■ **TO DO**
Starting at the top line, print the entries below exactly as they are and skip every picture.

▬▬▬

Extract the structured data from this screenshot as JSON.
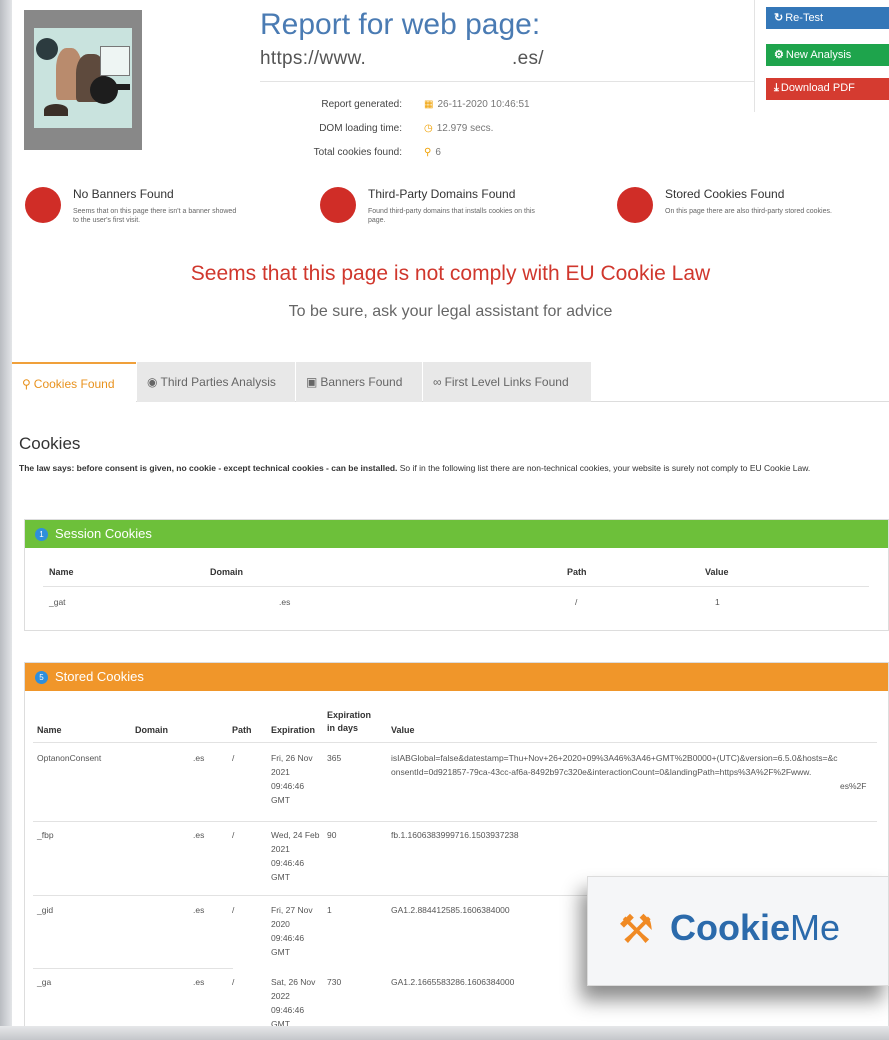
{
  "header": {
    "title": "Report for web page:",
    "url_prefix": "https://www.",
    "url_suffix": ".es/",
    "report_generated_label": "Report generated:",
    "report_generated_value": "26-11-2020 10:46:51",
    "dom_loading_label": "DOM loading time:",
    "dom_loading_value": "12.979 secs.",
    "total_cookies_label": "Total cookies found:",
    "total_cookies_value": "6"
  },
  "buttons": {
    "retest": "Re-Test",
    "new_analysis": "New Analysis",
    "download_pdf": "Download PDF"
  },
  "findings": [
    {
      "title": "No Banners Found",
      "desc": "Seems that on this page there isn't a banner showed to the user's first visit."
    },
    {
      "title": "Third-Party Domains Found",
      "desc": "Found third-party domains that installs cookies on this page."
    },
    {
      "title": "Stored Cookies Found",
      "desc": "On this page there are also third-party stored cookies."
    }
  ],
  "verdict": {
    "headline": "Seems that this page is not comply with EU Cookie Law",
    "subline": "To be sure, ask your legal assistant for advice"
  },
  "tabs": [
    {
      "label": "Cookies Found",
      "icon": "search-icon",
      "active": true
    },
    {
      "label": "Third Parties Analysis",
      "icon": "globe-icon",
      "active": false
    },
    {
      "label": "Banners Found",
      "icon": "banner-icon",
      "active": false
    },
    {
      "label": "First Level Links Found",
      "icon": "link-icon",
      "active": false
    }
  ],
  "cookies_section": {
    "title": "Cookies",
    "law_bold": "The law says: before consent is given, no cookie - except technical cookies - can be installed.",
    "law_rest": " So if in the following list there are non-technical cookies, your website is surely not comply to EU Cookie Law."
  },
  "session_cookies": {
    "badge": "1",
    "title": "Session Cookies",
    "headers": [
      "Name",
      "Domain",
      "Path",
      "Value"
    ],
    "rows": [
      {
        "name": "_gat",
        "domain": ".es",
        "path": "/",
        "value": "1"
      }
    ]
  },
  "stored_cookies": {
    "badge": "5",
    "title": "Stored Cookies",
    "headers": [
      "Name",
      "Domain",
      "Path",
      "Expiration",
      "Expiration in days",
      "Value"
    ],
    "rows": [
      {
        "name": "OptanonConsent",
        "domain": ".es",
        "path": "/",
        "expiration": "Fri, 26 Nov 2021 09:46:46 GMT",
        "days": "365",
        "value": "isIABGlobal=false&datestamp=Thu+Nov+26+2020+09%3A46%3A46+GMT%2B0000+(UTC)&version=6.5.0&hosts=&consentId=0d921857-79ca-43cc-af6a-8492b97c320e&interactionCount=0&landingPath=https%3A%2F%2Fwww.",
        "value_tail": "es%2F"
      },
      {
        "name": "_fbp",
        "domain": ".es",
        "path": "/",
        "expiration": "Wed, 24 Feb 2021 09:46:46 GMT",
        "days": "90",
        "value": "fb.1.1606383999716.1503937238"
      },
      {
        "name": "_gid",
        "domain": ".es",
        "path": "/",
        "expiration": "Fri, 27 Nov 2020 09:46:46 GMT",
        "days": "1",
        "value": "GA1.2.884412585.1606384000"
      },
      {
        "name": "_ga",
        "domain": ".es",
        "path": "/",
        "expiration": "Sat, 26 Nov 2022 09:46:46 GMT",
        "days": "730",
        "value": "GA1.2.1665583286.1606384000"
      }
    ]
  },
  "overlay": {
    "brand_bold": "Cookie",
    "brand_rest": "Me"
  },
  "colors": {
    "title_blue": "#4a7bb3",
    "alert_red": "#d0372d",
    "session_green": "#6dc03a",
    "stored_orange": "#f0962a",
    "btn_blue": "#3477b8",
    "btn_green": "#1ea44c",
    "btn_red": "#d53b30"
  }
}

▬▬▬

■ **EXERCISE RESULT**
Extract the structured data from this screenshot as JSON.
{
  "header": {
    "title": "Report for web page:",
    "url_prefix": "https://www.",
    "url_suffix": ".es/",
    "report_generated_label": "Report generated:",
    "report_generated_value": "26-11-2020 10:46:51",
    "dom_loading_label": "DOM loading time:",
    "dom_loading_value": "12.979 secs.",
    "total_cookies_label": "Total cookies found:",
    "total_cookies_value": "6"
  },
  "buttons": {
    "retest": "Re-Test",
    "new_analysis": "New Analysis",
    "download_pdf": "Download PDF"
  },
  "findings": [
    {
      "title": "No Banners Found",
      "desc": "Seems that on this page there isn't a banner showed to the user's first visit."
    },
    {
      "title": "Third-Party Domains Found",
      "desc": "Found third-party domains that installs cookies on this page."
    },
    {
      "title": "Stored Cookies Found",
      "desc": "On this page there are also third-party stored cookies."
    }
  ],
  "verdict": {
    "headline": "Seems that this page is not comply with EU Cookie Law",
    "subline": "To be sure, ask your legal assistant for advice"
  },
  "tabs": [
    {
      "label": "Cookies Found",
      "icon": "search-icon",
      "active": true
    },
    {
      "label": "Third Parties Analysis",
      "icon": "globe-icon",
      "active": false
    },
    {
      "label": "Banners Found",
      "icon": "banner-icon",
      "active": false
    },
    {
      "label": "First Level Links Found",
      "icon": "link-icon",
      "active": false
    }
  ],
  "cookies_section": {
    "title": "Cookies",
    "law_bold": "The law says: before consent is given, no cookie - except technical cookies - can be installed.",
    "law_rest": " So if in the following list there are non-technical cookies, your website is surely not comply to EU Cookie Law."
  },
  "session_cookies": {
    "badge": "1",
    "title": "Session Cookies",
    "headers": [
      "Name",
      "Domain",
      "Path",
      "Value"
    ],
    "rows": [
      {
        "name": "_gat",
        "domain": ".es",
        "path": "/",
        "value": "1"
      }
    ]
  },
  "stored_cookies": {
    "badge": "5",
    "title": "Stored Cookies",
    "headers": [
      "Name",
      "Domain",
      "Path",
      "Expiration",
      "Expiration in days",
      "Value"
    ],
    "rows": [
      {
        "name": "OptanonConsent",
        "domain": ".es",
        "path": "/",
        "expiration": "Fri, 26 Nov 2021 09:46:46 GMT",
        "days": "365",
        "value": "isIABGlobal=false&datestamp=Thu+Nov+26+2020+09%3A46%3A46+GMT%2B0000+(UTC)&version=6.5.0&hosts=&consentId=0d921857-79ca-43cc-af6a-8492b97c320e&interactionCount=0&landingPath=https%3A%2F%2Fwww.",
        "value_tail": "es%2F"
      },
      {
        "name": "_fbp",
        "domain": ".es",
        "path": "/",
        "expiration": "Wed, 24 Feb 2021 09:46:46 GMT",
        "days": "90",
        "value": "fb.1.1606383999716.1503937238"
      },
      {
        "name": "_gid",
        "domain": ".es",
        "path": "/",
        "expiration": "Fri, 27 Nov 2020 09:46:46 GMT",
        "days": "1",
        "value": "GA1.2.884412585.1606384000"
      },
      {
        "name": "_ga",
        "domain": ".es",
        "path": "/",
        "expiration": "Sat, 26 Nov 2022 09:46:46 GMT",
        "days": "730",
        "value": "GA1.2.1665583286.1606384000"
      }
    ]
  },
  "overlay": {
    "brand_bold": "Cookie",
    "brand_rest": "Me"
  },
  "colors": {
    "title_blue": "#4a7bb3",
    "alert_red": "#d0372d",
    "session_green": "#6dc03a",
    "stored_orange": "#f0962a",
    "btn_blue": "#3477b8",
    "btn_green": "#1ea44c",
    "btn_red": "#d53b30"
  }
}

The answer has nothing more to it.